───── Available records ─────

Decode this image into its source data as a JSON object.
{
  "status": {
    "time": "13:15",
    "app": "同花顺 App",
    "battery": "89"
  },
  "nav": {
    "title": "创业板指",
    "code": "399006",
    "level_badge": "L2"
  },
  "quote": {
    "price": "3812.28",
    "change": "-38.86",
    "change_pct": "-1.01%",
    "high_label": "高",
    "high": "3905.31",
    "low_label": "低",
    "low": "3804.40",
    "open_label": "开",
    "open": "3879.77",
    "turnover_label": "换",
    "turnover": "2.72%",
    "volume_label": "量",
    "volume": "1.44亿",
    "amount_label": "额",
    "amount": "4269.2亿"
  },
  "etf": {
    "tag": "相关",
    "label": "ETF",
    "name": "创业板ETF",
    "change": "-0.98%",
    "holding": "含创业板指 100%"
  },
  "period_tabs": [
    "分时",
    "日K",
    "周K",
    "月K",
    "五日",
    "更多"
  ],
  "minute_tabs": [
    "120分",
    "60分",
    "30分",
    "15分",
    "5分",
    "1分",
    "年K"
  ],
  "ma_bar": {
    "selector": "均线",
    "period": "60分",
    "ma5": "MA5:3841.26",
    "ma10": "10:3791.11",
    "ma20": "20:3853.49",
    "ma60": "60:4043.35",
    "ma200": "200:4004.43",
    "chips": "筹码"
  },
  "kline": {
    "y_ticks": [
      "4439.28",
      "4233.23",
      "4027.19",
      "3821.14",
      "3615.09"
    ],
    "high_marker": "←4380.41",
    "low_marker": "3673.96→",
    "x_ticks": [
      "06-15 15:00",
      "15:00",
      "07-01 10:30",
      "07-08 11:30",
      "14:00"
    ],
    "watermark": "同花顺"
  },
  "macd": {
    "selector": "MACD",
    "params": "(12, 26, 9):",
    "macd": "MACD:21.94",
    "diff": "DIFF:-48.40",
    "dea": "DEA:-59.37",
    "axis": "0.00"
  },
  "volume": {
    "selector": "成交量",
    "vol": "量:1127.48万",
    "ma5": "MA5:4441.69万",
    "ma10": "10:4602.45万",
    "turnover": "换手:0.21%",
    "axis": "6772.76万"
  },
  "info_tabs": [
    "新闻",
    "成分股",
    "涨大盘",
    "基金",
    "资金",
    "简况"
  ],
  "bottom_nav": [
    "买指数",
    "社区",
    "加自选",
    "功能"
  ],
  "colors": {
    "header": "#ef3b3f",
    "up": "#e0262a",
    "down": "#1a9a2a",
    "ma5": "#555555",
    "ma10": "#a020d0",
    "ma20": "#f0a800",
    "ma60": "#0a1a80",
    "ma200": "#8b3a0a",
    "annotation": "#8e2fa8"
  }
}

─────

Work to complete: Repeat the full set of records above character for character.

Output for this task:
Decode this image into its source data as a JSON object.
{
  "status": {
    "time": "13:15",
    "app": "同花顺 App",
    "battery": "89"
  },
  "nav": {
    "title": "创业板指",
    "code": "399006",
    "level_badge": "L2"
  },
  "quote": {
    "price": "3812.28",
    "change": "-38.86",
    "change_pct": "-1.01%",
    "high_label": "高",
    "high": "3905.31",
    "low_label": "低",
    "low": "3804.40",
    "open_label": "开",
    "open": "3879.77",
    "turnover_label": "换",
    "turnover": "2.72%",
    "volume_label": "量",
    "volume": "1.44亿",
    "amount_label": "额",
    "amount": "4269.2亿"
  },
  "etf": {
    "tag": "相关",
    "label": "ETF",
    "name": "创业板ETF",
    "change": "-0.98%",
    "holding": "含创业板指 100%"
  },
  "period_tabs": [
    "分时",
    "日K",
    "周K",
    "月K",
    "五日",
    "更多"
  ],
  "minute_tabs": [
    "120分",
    "60分",
    "30分",
    "15分",
    "5分",
    "1分",
    "年K"
  ],
  "ma_bar": {
    "selector": "均线",
    "period": "60分",
    "ma5": "MA5:3841.26",
    "ma10": "10:3791.11",
    "ma20": "20:3853.49",
    "ma60": "60:4043.35",
    "ma200": "200:4004.43",
    "chips": "筹码"
  },
  "kline": {
    "y_ticks": [
      "4439.28",
      "4233.23",
      "4027.19",
      "3821.14",
      "3615.09"
    ],
    "high_marker": "←4380.41",
    "low_marker": "3673.96→",
    "x_ticks": [
      "06-15 15:00",
      "15:00",
      "07-01 10:30",
      "07-08 11:30",
      "14:00"
    ],
    "watermark": "同花顺"
  },
  "macd": {
    "selector": "MACD",
    "params": "(12, 26, 9):",
    "macd": "MACD:21.94",
    "diff": "DIFF:-48.40",
    "dea": "DEA:-59.37",
    "axis": "0.00"
  },
  "volume": {
    "selector": "成交量",
    "vol": "量:1127.48万",
    "ma5": "MA5:4441.69万",
    "ma10": "10:4602.45万",
    "turnover": "换手:0.21%",
    "axis": "6772.76万"
  },
  "info_tabs": [
    "新闻",
    "成分股",
    "涨大盘",
    "基金",
    "资金",
    "简况"
  ],
  "bottom_nav": [
    "买指数",
    "社区",
    "加自选",
    "功能"
  ],
  "colors": {
    "header": "#ef3b3f",
    "up": "#e0262a",
    "down": "#1a9a2a",
    "ma5": "#555555",
    "ma10": "#a020d0",
    "ma20": "#f0a800",
    "ma60": "#0a1a80",
    "ma200": "#8b3a0a",
    "annotation": "#8e2fa8"
  }
}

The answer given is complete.